INSTRUCTIONS FOR THE TASK: Tally the lines below that include the string "label". Reply with the total only.

RECORD EXCERPTS:
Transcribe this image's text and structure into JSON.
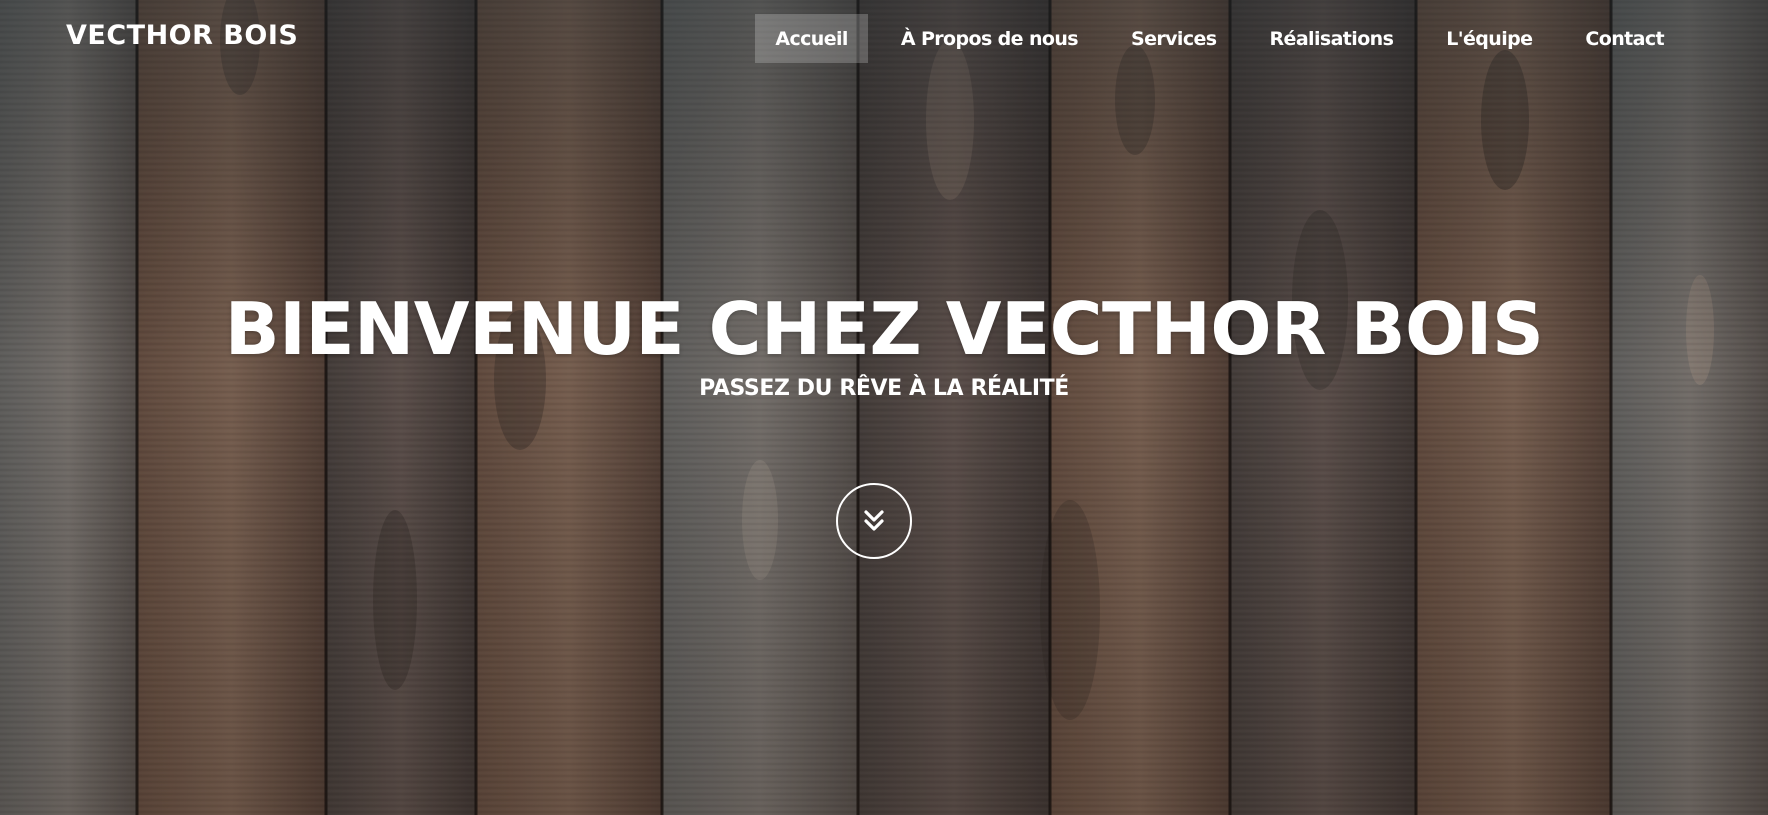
{
  "brand": {
    "name": "VECTHOR BOIS"
  },
  "nav": {
    "items": [
      {
        "label": "Accueil",
        "active": true
      },
      {
        "label": "À Propos de nous",
        "active": false
      },
      {
        "label": "Services",
        "active": false
      },
      {
        "label": "Réalisations",
        "active": false
      },
      {
        "label": "L'équipe",
        "active": false
      },
      {
        "label": "Contact",
        "active": false
      }
    ]
  },
  "hero": {
    "headline": "BIENVENUE CHEZ VECTHOR BOIS",
    "tagline": "PASSEZ DU RÊVE À LA RÉALITÉ",
    "scroll_icon": "double-chevron-down-icon"
  },
  "colors": {
    "text": "#ffffff",
    "wood_dark": "#3f3a38",
    "wood_mid": "#6b5446",
    "wood_light": "#8f7f76",
    "active_nav_bg": "rgba(255,255,255,0.22)"
  }
}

WRITTEN SOLUTION: 6